“Most of the wedding industry was heavily impacted this past season,” Sonora said. “It was all shut down.

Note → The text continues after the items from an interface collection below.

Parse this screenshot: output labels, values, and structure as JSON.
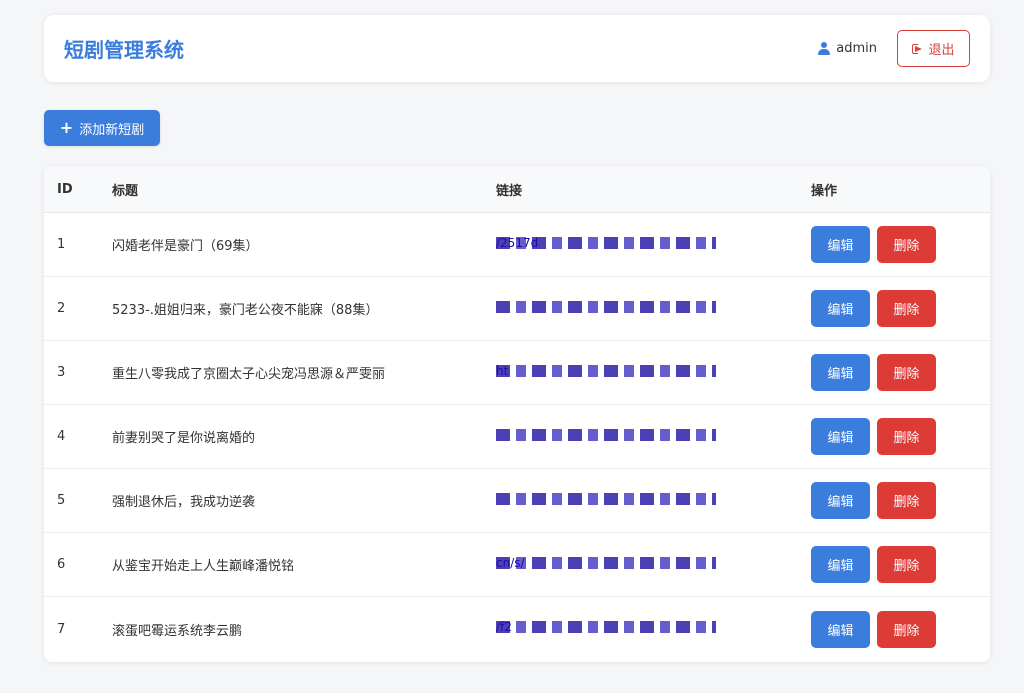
{
  "header": {
    "title": "短剧管理系统",
    "username": "admin",
    "logout_label": "退出"
  },
  "toolbar": {
    "add_label": "添加新短剧"
  },
  "table": {
    "columns": {
      "id": "ID",
      "title": "标题",
      "link": "链接",
      "actions": "操作"
    },
    "rows": [
      {
        "id": "1",
        "title": "闪婚老伴是豪门（69集）",
        "link": "/2517d",
        "edit": "编辑",
        "delete": "删除"
      },
      {
        "id": "2",
        "title": "5233-.姐姐归来，豪门老公夜不能寐（88集）",
        "link": "",
        "edit": "编辑",
        "delete": "删除"
      },
      {
        "id": "3",
        "title": "重生八零我成了京圈太子心尖宠冯思源＆严雯丽",
        "link": "ht",
        "edit": "编辑",
        "delete": "删除"
      },
      {
        "id": "4",
        "title": "前妻别哭了是你说离婚的",
        "link": "",
        "edit": "编辑",
        "delete": "删除"
      },
      {
        "id": "5",
        "title": "强制退休后，我成功逆袭",
        "link": "",
        "edit": "编辑",
        "delete": "删除"
      },
      {
        "id": "6",
        "title": "从鉴宝开始走上人生巅峰潘悦铭",
        "link": "cn/s/",
        "edit": "编辑",
        "delete": "删除"
      },
      {
        "id": "7",
        "title": "滚蛋吧霉运系统李云鹏",
        "link": "/f2",
        "edit": "编辑",
        "delete": "删除"
      }
    ]
  }
}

No weddings were happening, everybody was eloping.”She said the grant from Longmont will allow her to bring in more inventory and employees to keep the business viable.
“It will definitely help us stay open,” Sonora said. “It will keep us running.”
Another Main Street business — 75-year-old Brown’s Shoe Fit — lost a few employees due to the COVID-19 slowdown but was able to retain most of its staff entering 2021, manager Jason Wetzel said.
The grant from Longmont will help the store meet its expenses and keep the doors open, Wetzel said.
“We are blessed to have the support of the city and the community to allow us to keep our business rolling,” he said.
Main Street’s Barbed WIre Books shuttered for two months after COVID-19 hit but the business was able to retain its staff since then, owner Kathe Heinecken said.
Heinecken said she will use the grant to pay back rent.“The grant was very helpful because many unforeseen expenses came up during that time that would have cost (the business) much more had they been postponed,” Heinecken said.
Applicants for the grants had to meet nine criteria.
The had to have:
- The equivalent of 25 or fewer full-time employees
- A physical address within city limits
- A brick-and-mortar premises or mobile unit (not a home-based business or home-based nonprofit.
- An active city sales and use tax license.
- Experienced a hardship from closure, dramatic reduction in operations or loss of revenue related to the COVID-19 pandemic.
The also were required to be:
- In good standing with city permits, licenses, fees and taxes.
- Registered and in good standing with the Colorado Secretary of State’s Office.
- In operation since at least Jan. 1, 2020.
- Able to demonstrate how grant funding would support continued operation.
Grant applications were scored on a number of criteria including that the business was locally owned and the owner’s home address was in Longmont. Factors such as minority, woman, veteran or disabled person ownership were considered, as were the impact of the pandemic and if the applicant was aiding in COVID-19 recovery.
Boost Longmont grants can be used for commercial leases; mortgages; utility payments; payroll and employee benefits; debt payments; inventory; to replace revenue lost as a result of partial or full business closure; equipment and supplies needed to comply with COVID-19 safety measures, according to release.
A full list of businesses and nonprofits that received Boost Longmont grants can be viewed here.
Learn more about relief programs
The Boulder Small Business Development Center will hold a webinar on the new Federal Economic Aid Act and Colorado's Small Business Relief Program, which is being administered by counties, from 10 to 11 a.m. Wednesday. Learn more and register here.